Scottish Protestant divine; b. Baldovy, Aug. 1, 1545;d. Sedan, 1622. Melville was educated at Montrose grammar school and at the University of St. Andrews. In 1564 he left St. Andrews for Paris where he perfected his knowledge of Greek, studied Oriental languages, and attended the lectures of Peter Ramus, whose philosophical method and plan of teaching he afterward introduced into the universities of Scotland. Melville later studied law at Poitiers and, in the face of political troubles, sought refuge at Geneva where he was welcomed by Theodore beza (1569) and appointed to the chair of humanity in the academy of that city.
Upon returning to Scotland in 1574, Melville was appointed principal of Glasgow University, which had been largely reduced to ruin by the change of religion. There he expanded the scope of the university's teaching; the new chairs that he established were confirmed in 1577, in the Nova Erectio, the charter of James VI. He helped in the reconstitution of Aberdeen University in 1575 and, in 1580, he was appointed principal of St. Mary's College at St. Andrews. Melville was moderator of the General Assembly in 1582; and in the great issue of the day, the position of bishops in the Church of Scotland, he advocated a purely presbyterian system of Church government. The question became acute through the attempt of the court to force the acceptance of certain bishops on the reformed church. When summoned before the Privy Council in February 1584, Melville fled to England, but he returned after a few months and, in March of 1586, resumed his lectures at St. Andrews.
For the next 20 years he was the vigilant protagonist of the presbyterian system and the liberties of the Scottish Church. In 1606 Melville, with seven other clergy of the Scottish Church, was summoned to London in order "that his majesty (James VI and I) might treat with them of such things as would tend to settle the peace of the Church." Melville's overbearing assertion of the general assembly's independence of the Crown and his sarcastic Latin epigrams on the ritual of the royal chapel gave King James an excuse to commit Melville to the Tower where he was imprisoned for four years. He was released on condition that he accept a professional chair at the University of Sedan, where he taught for the last 11 years of his life.
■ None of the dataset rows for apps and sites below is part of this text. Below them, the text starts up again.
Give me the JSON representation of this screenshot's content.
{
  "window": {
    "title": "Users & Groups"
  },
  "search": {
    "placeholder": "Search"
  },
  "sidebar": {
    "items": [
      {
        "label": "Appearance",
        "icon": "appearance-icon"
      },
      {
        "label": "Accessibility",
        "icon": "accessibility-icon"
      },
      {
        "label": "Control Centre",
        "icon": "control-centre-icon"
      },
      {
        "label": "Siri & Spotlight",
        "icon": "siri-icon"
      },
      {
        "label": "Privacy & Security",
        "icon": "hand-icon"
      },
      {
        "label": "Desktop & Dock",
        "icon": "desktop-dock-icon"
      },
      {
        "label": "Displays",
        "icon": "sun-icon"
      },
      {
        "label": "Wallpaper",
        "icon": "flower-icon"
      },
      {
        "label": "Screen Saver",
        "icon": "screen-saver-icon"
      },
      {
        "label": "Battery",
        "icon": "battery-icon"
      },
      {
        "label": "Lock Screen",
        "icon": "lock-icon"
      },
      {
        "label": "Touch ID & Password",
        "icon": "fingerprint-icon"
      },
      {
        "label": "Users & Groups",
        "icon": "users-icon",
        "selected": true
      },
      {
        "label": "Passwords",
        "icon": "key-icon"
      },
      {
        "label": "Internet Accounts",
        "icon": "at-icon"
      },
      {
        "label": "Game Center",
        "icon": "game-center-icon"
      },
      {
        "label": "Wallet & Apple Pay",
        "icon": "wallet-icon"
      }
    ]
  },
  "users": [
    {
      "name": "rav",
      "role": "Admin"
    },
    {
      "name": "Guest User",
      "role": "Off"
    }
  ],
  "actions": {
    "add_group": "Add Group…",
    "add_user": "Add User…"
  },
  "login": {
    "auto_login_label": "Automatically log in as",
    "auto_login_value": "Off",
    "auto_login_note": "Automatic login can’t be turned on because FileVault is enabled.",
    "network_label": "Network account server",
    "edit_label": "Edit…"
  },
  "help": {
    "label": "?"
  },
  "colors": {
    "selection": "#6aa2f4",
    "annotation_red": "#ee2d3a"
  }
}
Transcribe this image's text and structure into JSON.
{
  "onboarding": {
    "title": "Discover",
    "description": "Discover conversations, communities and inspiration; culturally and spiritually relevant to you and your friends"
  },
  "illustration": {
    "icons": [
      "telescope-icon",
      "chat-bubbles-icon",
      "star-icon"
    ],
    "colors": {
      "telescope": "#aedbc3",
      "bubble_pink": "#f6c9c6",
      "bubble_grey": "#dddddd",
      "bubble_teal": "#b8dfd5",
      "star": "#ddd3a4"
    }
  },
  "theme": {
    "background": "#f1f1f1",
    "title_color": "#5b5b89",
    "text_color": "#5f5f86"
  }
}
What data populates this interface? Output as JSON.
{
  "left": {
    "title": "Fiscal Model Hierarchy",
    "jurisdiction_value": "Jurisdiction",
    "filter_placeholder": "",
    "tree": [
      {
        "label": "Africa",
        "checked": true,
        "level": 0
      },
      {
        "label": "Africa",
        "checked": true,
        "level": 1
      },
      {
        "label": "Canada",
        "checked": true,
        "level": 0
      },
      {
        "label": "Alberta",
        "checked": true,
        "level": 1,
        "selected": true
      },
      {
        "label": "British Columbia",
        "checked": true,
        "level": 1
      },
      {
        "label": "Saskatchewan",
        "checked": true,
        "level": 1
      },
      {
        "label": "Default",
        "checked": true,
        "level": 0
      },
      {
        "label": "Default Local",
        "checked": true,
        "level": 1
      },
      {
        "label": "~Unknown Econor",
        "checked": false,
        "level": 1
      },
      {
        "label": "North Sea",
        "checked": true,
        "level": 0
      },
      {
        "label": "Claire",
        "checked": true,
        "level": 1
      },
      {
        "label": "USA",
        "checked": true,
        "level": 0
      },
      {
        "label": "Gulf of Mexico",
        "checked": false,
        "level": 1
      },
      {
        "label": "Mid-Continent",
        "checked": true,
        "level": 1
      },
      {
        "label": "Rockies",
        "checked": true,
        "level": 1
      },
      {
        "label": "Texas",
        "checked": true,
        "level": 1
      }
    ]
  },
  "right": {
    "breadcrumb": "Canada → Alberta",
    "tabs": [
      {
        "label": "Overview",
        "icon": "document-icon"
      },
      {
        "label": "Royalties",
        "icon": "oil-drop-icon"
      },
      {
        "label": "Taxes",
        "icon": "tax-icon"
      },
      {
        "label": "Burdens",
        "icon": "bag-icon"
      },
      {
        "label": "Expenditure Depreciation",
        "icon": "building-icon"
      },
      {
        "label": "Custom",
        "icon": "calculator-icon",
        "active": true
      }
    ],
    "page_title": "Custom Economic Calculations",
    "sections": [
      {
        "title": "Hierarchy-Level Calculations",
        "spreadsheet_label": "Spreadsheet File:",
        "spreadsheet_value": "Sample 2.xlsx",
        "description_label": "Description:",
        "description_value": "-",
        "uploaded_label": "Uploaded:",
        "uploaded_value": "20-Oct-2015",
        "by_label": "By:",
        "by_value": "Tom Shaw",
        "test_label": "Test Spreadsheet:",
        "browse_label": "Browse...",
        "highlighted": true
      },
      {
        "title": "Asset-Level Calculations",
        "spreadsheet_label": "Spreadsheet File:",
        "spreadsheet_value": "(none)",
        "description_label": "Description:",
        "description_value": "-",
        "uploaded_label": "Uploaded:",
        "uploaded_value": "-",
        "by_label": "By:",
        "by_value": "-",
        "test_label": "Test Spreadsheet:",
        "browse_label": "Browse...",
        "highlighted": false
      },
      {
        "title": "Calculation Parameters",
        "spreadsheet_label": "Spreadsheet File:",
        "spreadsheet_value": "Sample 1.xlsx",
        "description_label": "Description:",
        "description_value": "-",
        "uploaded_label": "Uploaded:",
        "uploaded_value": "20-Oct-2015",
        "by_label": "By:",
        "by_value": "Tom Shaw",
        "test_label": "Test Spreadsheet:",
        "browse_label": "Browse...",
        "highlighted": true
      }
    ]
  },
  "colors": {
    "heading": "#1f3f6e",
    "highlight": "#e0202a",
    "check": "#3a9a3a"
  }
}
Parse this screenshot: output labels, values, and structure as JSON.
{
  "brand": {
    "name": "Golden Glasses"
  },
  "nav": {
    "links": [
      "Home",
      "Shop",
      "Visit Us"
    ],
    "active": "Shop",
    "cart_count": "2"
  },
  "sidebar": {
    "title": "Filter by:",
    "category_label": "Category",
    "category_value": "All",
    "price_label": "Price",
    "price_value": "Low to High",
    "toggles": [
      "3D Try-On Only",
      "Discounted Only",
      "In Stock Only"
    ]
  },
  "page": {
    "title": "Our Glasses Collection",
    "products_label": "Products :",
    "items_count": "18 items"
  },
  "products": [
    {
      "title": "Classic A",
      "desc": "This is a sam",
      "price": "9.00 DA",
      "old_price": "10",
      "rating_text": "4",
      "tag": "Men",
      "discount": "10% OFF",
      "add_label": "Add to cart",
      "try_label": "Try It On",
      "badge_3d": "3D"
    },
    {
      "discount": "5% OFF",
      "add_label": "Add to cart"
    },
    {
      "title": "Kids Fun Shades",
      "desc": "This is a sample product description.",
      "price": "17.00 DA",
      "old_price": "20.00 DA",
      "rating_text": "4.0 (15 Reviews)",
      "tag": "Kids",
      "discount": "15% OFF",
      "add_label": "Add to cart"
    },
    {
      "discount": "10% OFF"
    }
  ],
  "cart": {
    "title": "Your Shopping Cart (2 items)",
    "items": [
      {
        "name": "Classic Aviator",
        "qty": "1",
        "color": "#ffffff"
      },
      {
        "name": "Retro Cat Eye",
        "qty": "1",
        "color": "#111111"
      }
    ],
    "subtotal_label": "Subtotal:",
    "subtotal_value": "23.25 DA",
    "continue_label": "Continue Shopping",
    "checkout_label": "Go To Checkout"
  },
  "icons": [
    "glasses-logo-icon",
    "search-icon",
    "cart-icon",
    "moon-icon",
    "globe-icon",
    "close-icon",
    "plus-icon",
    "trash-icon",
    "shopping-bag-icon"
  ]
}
Melville's intellectual gifts and his courage have never been in dispute, but like all autocrats, he identified his own will with the honor of Christ and His Church. His opposition to the Crown, however, grew into a legend and became the ideal that Scottish Presbyterians ever afterward admired. Melville is the true author of the presbyterian system of church government that has become an essential part of the established Church of Scotland.
Bibliography: a. m. mackenzie, The Scotland of Queen Mary and the Religious Wars (London 1936). t. mccrie, Life of Andrew Melville, 2 v. (2d ed. Edinburgh 1824). m. schmidt, Die Religion in Geschichte und Gegenwart (Tübingen 1957–65) 4:847–848. a. gordon, The Dictionary of National Biography from the Earliest Times to 1900 (London 1885–1900) 13:230–237.
Revd Dr William M. Marshall